- **What the task asks**
The material must be copied out exactly, line for line.

****

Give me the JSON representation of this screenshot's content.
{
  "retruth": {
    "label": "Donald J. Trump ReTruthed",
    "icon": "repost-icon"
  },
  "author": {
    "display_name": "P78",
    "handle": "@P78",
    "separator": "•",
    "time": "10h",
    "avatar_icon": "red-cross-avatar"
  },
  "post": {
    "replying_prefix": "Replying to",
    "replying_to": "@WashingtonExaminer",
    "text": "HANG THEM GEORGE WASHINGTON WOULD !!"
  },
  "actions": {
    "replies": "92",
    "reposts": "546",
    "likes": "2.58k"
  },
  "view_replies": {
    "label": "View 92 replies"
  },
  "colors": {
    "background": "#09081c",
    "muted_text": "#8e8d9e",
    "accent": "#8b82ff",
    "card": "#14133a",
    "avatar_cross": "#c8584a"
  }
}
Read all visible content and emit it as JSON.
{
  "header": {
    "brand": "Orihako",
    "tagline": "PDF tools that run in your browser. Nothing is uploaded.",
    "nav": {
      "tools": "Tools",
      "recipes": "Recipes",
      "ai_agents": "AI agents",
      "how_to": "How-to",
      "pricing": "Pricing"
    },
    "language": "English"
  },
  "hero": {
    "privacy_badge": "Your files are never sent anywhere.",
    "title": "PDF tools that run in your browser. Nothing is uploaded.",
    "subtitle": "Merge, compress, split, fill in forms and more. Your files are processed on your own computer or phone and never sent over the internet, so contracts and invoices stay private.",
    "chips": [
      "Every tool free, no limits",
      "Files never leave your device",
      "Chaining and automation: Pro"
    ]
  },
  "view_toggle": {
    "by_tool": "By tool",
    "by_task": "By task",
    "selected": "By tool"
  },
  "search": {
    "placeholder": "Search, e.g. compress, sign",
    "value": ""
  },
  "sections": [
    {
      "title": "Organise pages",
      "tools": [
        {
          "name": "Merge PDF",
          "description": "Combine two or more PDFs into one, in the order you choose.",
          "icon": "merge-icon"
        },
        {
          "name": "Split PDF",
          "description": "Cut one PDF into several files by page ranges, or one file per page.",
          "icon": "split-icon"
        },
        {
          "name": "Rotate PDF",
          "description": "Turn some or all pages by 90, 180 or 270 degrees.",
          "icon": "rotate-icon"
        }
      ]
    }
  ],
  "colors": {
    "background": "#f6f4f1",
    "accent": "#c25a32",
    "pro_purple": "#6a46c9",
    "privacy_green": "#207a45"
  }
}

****

- **Answer space**
Give me the JSON representation of this screenshot's content.
{
  "retruth": {
    "label": "Donald J. Trump ReTruthed",
    "icon": "repost-icon"
  },
  "author": {
    "display_name": "P78",
    "handle": "@P78",
    "separator": "•",
    "time": "10h",
    "avatar_icon": "red-cross-avatar"
  },
  "post": {
    "replying_prefix": "Replying to",
    "replying_to": "@WashingtonExaminer",
    "text": "HANG THEM GEORGE WASHINGTON WOULD !!"
  },
  "actions": {
    "replies": "92",
    "reposts": "546",
    "likes": "2.58k"
  },
  "view_replies": {
    "label": "View 92 replies"
  },
  "colors": {
    "background": "#09081c",
    "muted_text": "#8e8d9e",
    "accent": "#8b82ff",
    "card": "#14133a",
    "avatar_cross": "#c8584a"
  }
}
Read all visible content and emit it as JSON.
{
  "header": {
    "brand": "Orihako",
    "tagline": "PDF tools that run in your browser. Nothing is uploaded.",
    "nav": {
      "tools": "Tools",
      "recipes": "Recipes",
      "ai_agents": "AI agents",
      "how_to": "How-to",
      "pricing": "Pricing"
    },
    "language": "English"
  },
  "hero": {
    "privacy_badge": "Your files are never sent anywhere.",
    "title": "PDF tools that run in your browser. Nothing is uploaded.",
    "subtitle": "Merge, compress, split, fill in forms and more. Your files are processed on your own computer or phone and never sent over the internet, so contracts and invoices stay private.",
    "chips": [
      "Every tool free, no limits",
      "Files never leave your device",
      "Chaining and automation: Pro"
    ]
  },
  "view_toggle": {
    "by_tool": "By tool",
    "by_task": "By task",
    "selected": "By tool"
  },
  "search": {
    "placeholder": "Search, e.g. compress, sign",
    "value": ""
  },
  "sections": [
    {
      "title": "Organise pages",
      "tools": [
        {
          "name": "Merge PDF",
          "description": "Combine two or more PDFs into one, in the order you choose.",
          "icon": "merge-icon"
        },
        {
          "name": "Split PDF",
          "description": "Cut one PDF into several files by page ranges, or one file per page.",
          "icon": "split-icon"
        },
        {
          "name": "Rotate PDF",
          "description": "Turn some or all pages by 90, 180 or 270 degrees.",
          "icon": "rotate-icon"
        }
      ]
    }
  ],
  "colors": {
    "background": "#f6f4f1",
    "accent": "#c25a32",
    "pro_purple": "#6a46c9",
    "privacy_green": "#207a45"
  }
}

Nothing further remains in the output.